As the essays in this book describe, the process of adjustment on both sides is a constant dance between top-down management and real autonomy and space for both organizations and individuals. The state continues to control resources and must approve all plans put forth by organizations. In fact, a state representative has the right to sit in on any meeting held by a recognized NGO. That this right is seldom if ever exercised makes little difference; its mere existence creates apprehension among NGOs. In addition, when an NGO-backed project gets off the ground, the state often moves in to take it over, sometimes with unfortunate results. The reluctance on the part of elements within the government to cede real power to locals and decision making to communities has proven hard to overcome, as has the vision of all NGOs as real or potential agents of imperialism.
The editors conclude that three possible outcomes exist for the new formations of civil society: (1) They will lead a revolution inside the Revolution; (2) they will become a force against the Revolution; or (3) they will work with the Revolution to strengthen it. This is not just idle speculation. By the first years of the 21st century, civil society had become a fixture on the Cuban landscape, one not likely to disappear. Further, it provided alternative spaces where people could act with fewer restraints than in official capacities. This does not necessarily imply, of course, opposition to the Revolution or the state, but may merely represent an alternative way toward jointly held goals. Nevertheless, elements within the new civil society connected to the emergent foreign sector or even to elements outside the country could turn into focal points for anti-revolutionary activities. Thus, the state maintains a watchful eye over the sector, even if this becomes counterproductive in many ways.
In all, this is a useful volume with good information for anyone wishing to look at the development of civil society in Cuba in the decade or so after 1991. It clearly develops two points. First, civil society and the state are not incompatible within the Cuban context. This contradicts some thinking on the part of those in Washington and Miami pushing for a “transition” in Havana.
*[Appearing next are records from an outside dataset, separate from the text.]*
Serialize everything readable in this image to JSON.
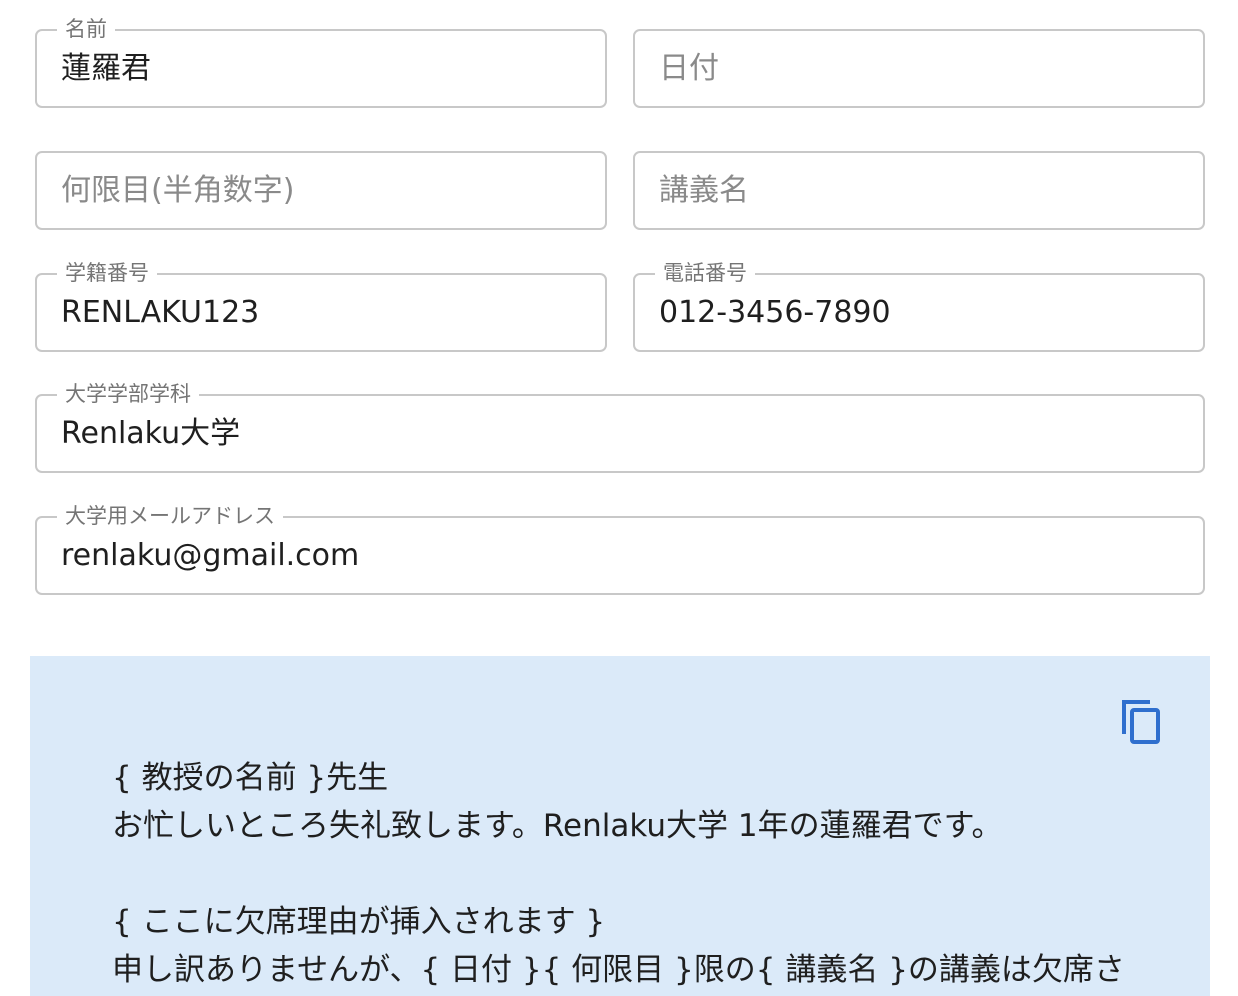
{
  "form": {
    "name": {
      "label": "名前",
      "value": "蓮羅君",
      "placeholder": ""
    },
    "date": {
      "label": "",
      "value": "",
      "placeholder": "日付"
    },
    "period": {
      "label": "",
      "value": "",
      "placeholder": "何限目(半角数字)"
    },
    "lecture": {
      "label": "",
      "value": "",
      "placeholder": "講義名"
    },
    "student_id": {
      "label": "学籍番号",
      "value": "RENLAKU123",
      "placeholder": ""
    },
    "phone": {
      "label": "電話番号",
      "value": "012-3456-7890",
      "placeholder": ""
    },
    "university": {
      "label": "大学学部学科",
      "value": "Renlaku大学",
      "placeholder": ""
    },
    "email": {
      "label": "大学用メールアドレス",
      "value": "renlaku@gmail.com",
      "placeholder": ""
    }
  },
  "message": {
    "copy_icon": "copy-icon",
    "accent_color": "#2f6fce",
    "background_color": "#dbeaf9",
    "lines": [
      "{ 教授の名前 }先生",
      "お忙しいところ失礼致します。Renlaku大学 1年の蓮羅君です。",
      "",
      "{ ここに欠席理由が挿入されます }",
      "申し訳ありませんが、{ 日付 }{ 何限目 }限の{ 講義名 }の講義は欠席さ"
    ]
  }
}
Second, again contrary to some writings about the island, the state has always supported civil society in some way or another. The scope and nature of that support has changed over time, and it will continue to change in the future. Civil society is not about to go away, and it will surely evolve along with the Cuban economy and society. It remains up to the Cuban people as well as the government to see that this process is one that reinforces and develops the goals of the Revolution without subverting them.
Hobart Spalding is a member of the NACLA Editorial Committee.